DETROIT – Mildred Gaddis, host of WCHB-AM’s “Inside Detroit,” will be receiving a Freedom and Justice award from the Detroit NAACP at the organization’s Fight for Freedom Fund dinner May 1.
Detroit’s LGBT community has been outraged since the day that Gaddis announced the award.
Johnnie Jenkins, Detroit Black Gay Pride’s president, was angered but unsurprised.
“I’m not surprised because the NAACP still needs to be educated about same-gender loving people of color’s issues in Detroit. It’s not something they’re sensitive about,” Jenkins said.
“I think it’s a smack in the face because she is patently homophobic,” he continued. “It takes away from the credibility of the organization and from the credibility of the award. From their silence on Proposal 2, it seems like it’s just the status quo for the NAACP. They aren’t interested in working for social justice – not for everyone.”
“We’ve reached out to them, but all you can do is reach out. It takes two to build a bridge,” he added.
“She was a featured speaker at an HTJ (Hotter Than July) event, which makes it worse,” Jenkins said. Gaddis was the keynote speaker at the 1997 event. Gaddis was reportedly a vocal supporter of the anti-marriage Proposal 2, which banned equal marriage rights and civil unions for same-sex partners. Calls to Gaddis and repeated calls to the NAACP weren’t returned by press time.

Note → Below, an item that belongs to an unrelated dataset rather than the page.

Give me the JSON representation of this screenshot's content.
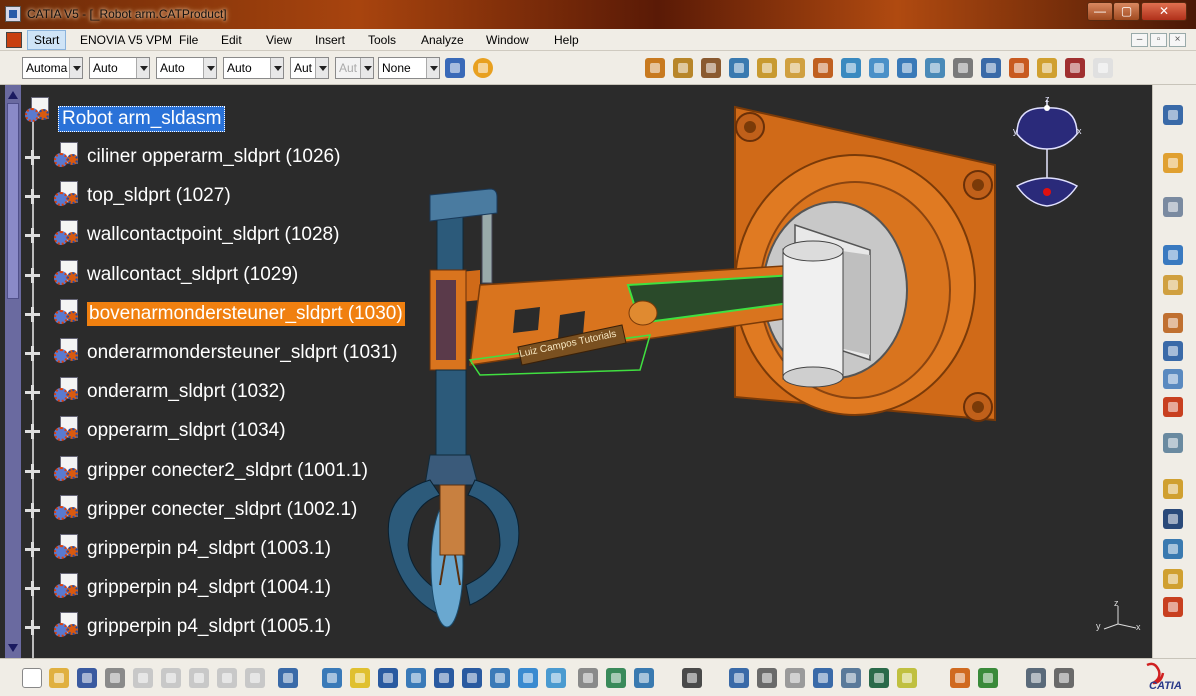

“She acts like you’re lower, just because you’re gay,” said Yvonne Roundtree, a member of the Board of Directors of the Ruth Ellis Center. “She’s not crazy about gay people and she will tear them up if she can, any time.”
Kofi Adoma, the founder of Karibu House, said she was appalled by news of the award.
“I’m sorry but that sends a message, a poor message, that the NAACP either is unaware of Gaddis’ blatant and unadulterated homo-prejudice/homo-negativity – even against our own youth – or that they overlook the fact that she doesn’t believe that gay and lesbian people are entitled to civil rights,” she responded via email.
“I’m sorry, but ‘freedom and justice’ just doesn’t fit the description of anyone who feels free to tell her audiences that she doesn’t agree with gay marriage, domestic partnership, or civil rights for the gay/lesbian people of America,” Adoma continued.
Imani Williams, a SPICE and Detroit Black Gay Pride board member, called news of the award, “shameful and disheartening.”
“Mildred Gaddis uses the microphone and the voice that she has through her radio program almost to create mass hysteria among her African-American listeners to anything that relates to the LGBT community,” Williams said. “Her homophobia is rampant.”
Williams said that Gaddis was invited to each of the three Town Hall meetings on homophobia in Detroit last year, but declined each time.
“This would have given her a chance to respond in her own words to what the LGBT community sees as a slight toward us,” Williams said. “She owed us that much after accepting a slot as a keynote speaker at Hotter Than July.”
Grace A. McClelland, executive director of the Ruth Ellis Center, also said that she found news of the award “appalling.”
In an email to Gaddis, McClelland said, “Anyone that can promote the homo-negativity and prejudice that you do, does not deserve even a listening ear, let alone an award. It is people like you that created the reason to start the Ruth Ellis Center, an agency that serves the gay, lesbian, bi-attractional and transgender youth in the city of Detroit.” McClelland also said that, as a result of the award, she plans to withdraw her support from the NAACP.
Let the NAACP know how you feel about their decision to give a Freedom and Justice award to anti-gay radio personality Mildred Gaddis: Detroit Branch NAACP, 2990 E. Grand Blvd., Detroit, MI 48202; 313-871-2087.